> **Exercise instructions**
In this exercise, every entry is to be copied exactly.

> **Data supplied**
_ _ _ _ _
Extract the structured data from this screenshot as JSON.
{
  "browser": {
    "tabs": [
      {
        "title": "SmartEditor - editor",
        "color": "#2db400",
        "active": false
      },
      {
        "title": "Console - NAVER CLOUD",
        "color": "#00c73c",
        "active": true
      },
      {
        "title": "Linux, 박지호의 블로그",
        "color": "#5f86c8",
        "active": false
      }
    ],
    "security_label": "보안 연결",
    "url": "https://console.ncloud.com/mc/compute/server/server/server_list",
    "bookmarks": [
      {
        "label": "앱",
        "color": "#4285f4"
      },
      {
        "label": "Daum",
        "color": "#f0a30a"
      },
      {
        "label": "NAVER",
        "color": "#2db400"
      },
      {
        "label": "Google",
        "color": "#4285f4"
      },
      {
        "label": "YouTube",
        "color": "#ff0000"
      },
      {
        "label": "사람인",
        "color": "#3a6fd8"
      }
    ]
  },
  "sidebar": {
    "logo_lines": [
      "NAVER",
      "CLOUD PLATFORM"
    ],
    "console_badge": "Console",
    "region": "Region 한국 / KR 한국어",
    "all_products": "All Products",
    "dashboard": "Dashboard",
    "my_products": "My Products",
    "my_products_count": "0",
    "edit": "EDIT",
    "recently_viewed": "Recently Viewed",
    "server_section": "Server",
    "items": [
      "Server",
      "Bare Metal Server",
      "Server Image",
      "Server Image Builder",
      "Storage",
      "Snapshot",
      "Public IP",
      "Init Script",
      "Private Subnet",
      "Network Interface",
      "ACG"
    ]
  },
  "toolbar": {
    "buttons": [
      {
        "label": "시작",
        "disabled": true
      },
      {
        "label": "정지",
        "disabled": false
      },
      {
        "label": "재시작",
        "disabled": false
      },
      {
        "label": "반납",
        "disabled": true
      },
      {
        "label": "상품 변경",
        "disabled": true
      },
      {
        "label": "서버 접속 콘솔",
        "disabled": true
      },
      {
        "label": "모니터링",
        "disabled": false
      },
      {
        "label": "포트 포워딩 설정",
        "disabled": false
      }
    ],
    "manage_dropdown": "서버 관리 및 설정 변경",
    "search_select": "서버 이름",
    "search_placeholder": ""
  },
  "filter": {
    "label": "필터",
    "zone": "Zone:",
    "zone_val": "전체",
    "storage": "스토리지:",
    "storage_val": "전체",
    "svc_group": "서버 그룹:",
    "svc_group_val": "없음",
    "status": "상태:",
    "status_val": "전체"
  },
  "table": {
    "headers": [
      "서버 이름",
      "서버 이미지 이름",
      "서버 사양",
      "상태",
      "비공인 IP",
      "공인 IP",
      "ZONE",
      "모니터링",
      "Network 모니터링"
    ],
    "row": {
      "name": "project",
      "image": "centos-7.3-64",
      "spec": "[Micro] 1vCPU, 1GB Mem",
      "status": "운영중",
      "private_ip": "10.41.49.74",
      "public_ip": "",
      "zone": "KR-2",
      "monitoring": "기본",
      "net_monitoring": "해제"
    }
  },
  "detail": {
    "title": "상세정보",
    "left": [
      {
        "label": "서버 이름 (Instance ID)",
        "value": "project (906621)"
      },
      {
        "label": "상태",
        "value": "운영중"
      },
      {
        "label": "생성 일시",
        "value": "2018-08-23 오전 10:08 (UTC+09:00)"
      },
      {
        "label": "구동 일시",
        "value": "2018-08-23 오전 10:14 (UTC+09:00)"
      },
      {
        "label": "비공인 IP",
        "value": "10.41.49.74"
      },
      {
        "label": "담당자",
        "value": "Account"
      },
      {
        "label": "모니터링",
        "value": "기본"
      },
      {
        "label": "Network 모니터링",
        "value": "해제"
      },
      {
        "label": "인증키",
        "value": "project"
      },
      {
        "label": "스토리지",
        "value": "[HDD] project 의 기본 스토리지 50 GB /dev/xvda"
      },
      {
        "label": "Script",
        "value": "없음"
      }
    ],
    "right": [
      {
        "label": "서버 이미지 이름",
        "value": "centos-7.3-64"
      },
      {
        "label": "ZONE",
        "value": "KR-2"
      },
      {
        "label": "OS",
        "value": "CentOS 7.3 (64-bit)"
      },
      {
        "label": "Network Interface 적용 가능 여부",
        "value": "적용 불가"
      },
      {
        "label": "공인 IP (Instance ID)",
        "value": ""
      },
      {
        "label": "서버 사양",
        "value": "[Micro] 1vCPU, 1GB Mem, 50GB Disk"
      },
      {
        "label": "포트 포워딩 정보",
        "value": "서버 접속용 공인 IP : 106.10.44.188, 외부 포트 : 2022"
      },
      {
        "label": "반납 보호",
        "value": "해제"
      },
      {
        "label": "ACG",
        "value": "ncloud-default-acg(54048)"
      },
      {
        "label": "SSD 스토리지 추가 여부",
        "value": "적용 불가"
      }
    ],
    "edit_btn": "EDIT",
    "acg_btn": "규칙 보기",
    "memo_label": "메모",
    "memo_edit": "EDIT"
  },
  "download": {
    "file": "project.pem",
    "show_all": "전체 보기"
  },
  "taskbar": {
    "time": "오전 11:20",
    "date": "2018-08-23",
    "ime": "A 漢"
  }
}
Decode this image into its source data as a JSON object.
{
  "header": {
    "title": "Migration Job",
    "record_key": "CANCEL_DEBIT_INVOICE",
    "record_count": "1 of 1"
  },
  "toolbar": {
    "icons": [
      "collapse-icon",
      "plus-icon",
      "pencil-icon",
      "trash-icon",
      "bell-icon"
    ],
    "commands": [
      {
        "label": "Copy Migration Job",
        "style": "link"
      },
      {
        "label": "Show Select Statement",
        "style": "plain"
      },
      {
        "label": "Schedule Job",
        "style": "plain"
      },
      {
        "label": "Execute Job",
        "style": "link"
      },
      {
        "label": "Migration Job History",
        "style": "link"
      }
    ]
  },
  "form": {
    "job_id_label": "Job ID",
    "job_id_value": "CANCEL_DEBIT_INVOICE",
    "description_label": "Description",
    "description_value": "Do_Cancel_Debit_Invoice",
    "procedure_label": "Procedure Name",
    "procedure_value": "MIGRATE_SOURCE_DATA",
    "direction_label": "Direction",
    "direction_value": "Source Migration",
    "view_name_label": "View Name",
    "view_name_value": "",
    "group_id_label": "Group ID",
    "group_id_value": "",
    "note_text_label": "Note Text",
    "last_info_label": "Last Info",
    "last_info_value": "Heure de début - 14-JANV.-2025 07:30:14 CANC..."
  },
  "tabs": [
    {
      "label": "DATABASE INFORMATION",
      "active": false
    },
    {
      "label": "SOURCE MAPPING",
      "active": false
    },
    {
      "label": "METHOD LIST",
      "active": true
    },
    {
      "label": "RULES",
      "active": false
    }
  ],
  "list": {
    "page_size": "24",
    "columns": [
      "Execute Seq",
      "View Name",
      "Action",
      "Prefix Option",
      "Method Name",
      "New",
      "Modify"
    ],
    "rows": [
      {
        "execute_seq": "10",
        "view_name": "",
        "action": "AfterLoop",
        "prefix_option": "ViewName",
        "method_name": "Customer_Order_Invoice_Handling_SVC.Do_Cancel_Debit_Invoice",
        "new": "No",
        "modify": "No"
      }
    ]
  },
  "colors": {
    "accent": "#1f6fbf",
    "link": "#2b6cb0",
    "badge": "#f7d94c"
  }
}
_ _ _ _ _
> **Exercise result**
Extract the structured data from this screenshot as JSON.
{
  "browser": {
    "tabs": [
      {
        "title": "SmartEditor - editor",
        "color": "#2db400",
        "active": false
      },
      {
        "title": "Console - NAVER CLOUD",
        "color": "#00c73c",
        "active": true
      },
      {
        "title": "Linux, 박지호의 블로그",
        "color": "#5f86c8",
        "active": false
      }
    ],
    "security_label": "보안 연결",
    "url": "https://console.ncloud.com/mc/compute/server/server/server_list",
    "bookmarks": [
      {
        "label": "앱",
        "color": "#4285f4"
      },
      {
        "label": "Daum",
        "color": "#f0a30a"
      },
      {
        "label": "NAVER",
        "color": "#2db400"
      },
      {
        "label": "Google",
        "color": "#4285f4"
      },
      {
        "label": "YouTube",
        "color": "#ff0000"
      },
      {
        "label": "사람인",
        "color": "#3a6fd8"
      }
    ]
  },
  "sidebar": {
    "logo_lines": [
      "NAVER",
      "CLOUD PLATFORM"
    ],
    "console_badge": "Console",
    "region": "Region 한국 / KR 한국어",
    "all_products": "All Products",
    "dashboard": "Dashboard",
    "my_products": "My Products",
    "my_products_count": "0",
    "edit": "EDIT",
    "recently_viewed": "Recently Viewed",
    "server_section": "Server",
    "items": [
      "Server",
      "Bare Metal Server",
      "Server Image",
      "Server Image Builder",
      "Storage",
      "Snapshot",
      "Public IP",
      "Init Script",
      "Private Subnet",
      "Network Interface",
      "ACG"
    ]
  },
  "toolbar": {
    "buttons": [
      {
        "label": "시작",
        "disabled": true
      },
      {
        "label": "정지",
        "disabled": false
      },
      {
        "label": "재시작",
        "disabled": false
      },
      {
        "label": "반납",
        "disabled": true
      },
      {
        "label": "상품 변경",
        "disabled": true
      },
      {
        "label": "서버 접속 콘솔",
        "disabled": true
      },
      {
        "label": "모니터링",
        "disabled": false
      },
      {
        "label": "포트 포워딩 설정",
        "disabled": false
      }
    ],
    "manage_dropdown": "서버 관리 및 설정 변경",
    "search_select": "서버 이름",
    "search_placeholder": ""
  },
  "filter": {
    "label": "필터",
    "zone": "Zone:",
    "zone_val": "전체",
    "storage": "스토리지:",
    "storage_val": "전체",
    "svc_group": "서버 그룹:",
    "svc_group_val": "없음",
    "status": "상태:",
    "status_val": "전체"
  },
  "table": {
    "headers": [
      "서버 이름",
      "서버 이미지 이름",
      "서버 사양",
      "상태",
      "비공인 IP",
      "공인 IP",
      "ZONE",
      "모니터링",
      "Network 모니터링"
    ],
    "row": {
      "name": "project",
      "image": "centos-7.3-64",
      "spec": "[Micro] 1vCPU, 1GB Mem",
      "status": "운영중",
      "private_ip": "10.41.49.74",
      "public_ip": "",
      "zone": "KR-2",
      "monitoring": "기본",
      "net_monitoring": "해제"
    }
  },
  "detail": {
    "title": "상세정보",
    "left": [
      {
        "label": "서버 이름 (Instance ID)",
        "value": "project (906621)"
      },
      {
        "label": "상태",
        "value": "운영중"
      },
      {
        "label": "생성 일시",
        "value": "2018-08-23 오전 10:08 (UTC+09:00)"
      },
      {
        "label": "구동 일시",
        "value": "2018-08-23 오전 10:14 (UTC+09:00)"
      },
      {
        "label": "비공인 IP",
        "value": "10.41.49.74"
      },
      {
        "label": "담당자",
        "value": "Account"
      },
      {
        "label": "모니터링",
        "value": "기본"
      },
      {
        "label": "Network 모니터링",
        "value": "해제"
      },
      {
        "label": "인증키",
        "value": "project"
      },
      {
        "label": "스토리지",
        "value": "[HDD] project 의 기본 스토리지 50 GB /dev/xvda"
      },
      {
        "label": "Script",
        "value": "없음"
      }
    ],
    "right": [
      {
        "label": "서버 이미지 이름",
        "value": "centos-7.3-64"
      },
      {
        "label": "ZONE",
        "value": "KR-2"
      },
      {
        "label": "OS",
        "value": "CentOS 7.3 (64-bit)"
      },
      {
        "label": "Network Interface 적용 가능 여부",
        "value": "적용 불가"
      },
      {
        "label": "공인 IP (Instance ID)",
        "value": ""
      },
      {
        "label": "서버 사양",
        "value": "[Micro] 1vCPU, 1GB Mem, 50GB Disk"
      },
      {
        "label": "포트 포워딩 정보",
        "value": "서버 접속용 공인 IP : 106.10.44.188, 외부 포트 : 2022"
      },
      {
        "label": "반납 보호",
        "value": "해제"
      },
      {
        "label": "ACG",
        "value": "ncloud-default-acg(54048)"
      },
      {
        "label": "SSD 스토리지 추가 여부",
        "value": "적용 불가"
      }
    ],
    "edit_btn": "EDIT",
    "acg_btn": "규칙 보기",
    "memo_label": "메모",
    "memo_edit": "EDIT"
  },
  "download": {
    "file": "project.pem",
    "show_all": "전체 보기"
  },
  "taskbar": {
    "time": "오전 11:20",
    "date": "2018-08-23",
    "ime": "A 漢"
  }
}
Decode this image into its source data as a JSON object.
{
  "header": {
    "title": "Migration Job",
    "record_key": "CANCEL_DEBIT_INVOICE",
    "record_count": "1 of 1"
  },
  "toolbar": {
    "icons": [
      "collapse-icon",
      "plus-icon",
      "pencil-icon",
      "trash-icon",
      "bell-icon"
    ],
    "commands": [
      {
        "label": "Copy Migration Job",
        "style": "link"
      },
      {
        "label": "Show Select Statement",
        "style": "plain"
      },
      {
        "label": "Schedule Job",
        "style": "plain"
      },
      {
        "label": "Execute Job",
        "style": "link"
      },
      {
        "label": "Migration Job History",
        "style": "link"
      }
    ]
  },
  "form": {
    "job_id_label": "Job ID",
    "job_id_value": "CANCEL_DEBIT_INVOICE",
    "description_label": "Description",
    "description_value": "Do_Cancel_Debit_Invoice",
    "procedure_label": "Procedure Name",
    "procedure_value": "MIGRATE_SOURCE_DATA",
    "direction_label": "Direction",
    "direction_value": "Source Migration",
    "view_name_label": "View Name",
    "view_name_value": "",
    "group_id_label": "Group ID",
    "group_id_value": "",
    "note_text_label": "Note Text",
    "last_info_label": "Last Info",
    "last_info_value": "Heure de début - 14-JANV.-2025 07:30:14 CANC..."
  },
  "tabs": [
    {
      "label": "DATABASE INFORMATION",
      "active": false
    },
    {
      "label": "SOURCE MAPPING",
      "active": false
    },
    {
      "label": "METHOD LIST",
      "active": true
    },
    {
      "label": "RULES",
      "active": false
    }
  ],
  "list": {
    "page_size": "24",
    "columns": [
      "Execute Seq",
      "View Name",
      "Action",
      "Prefix Option",
      "Method Name",
      "New",
      "Modify"
    ],
    "rows": [
      {
        "execute_seq": "10",
        "view_name": "",
        "action": "AfterLoop",
        "prefix_option": "ViewName",
        "method_name": "Customer_Order_Invoice_Handling_SVC.Do_Cancel_Debit_Invoice",
        "new": "No",
        "modify": "No"
      }
    ]
  },
  "colors": {
    "accent": "#1f6fbf",
    "link": "#2b6cb0",
    "badge": "#f7d94c"
  }
}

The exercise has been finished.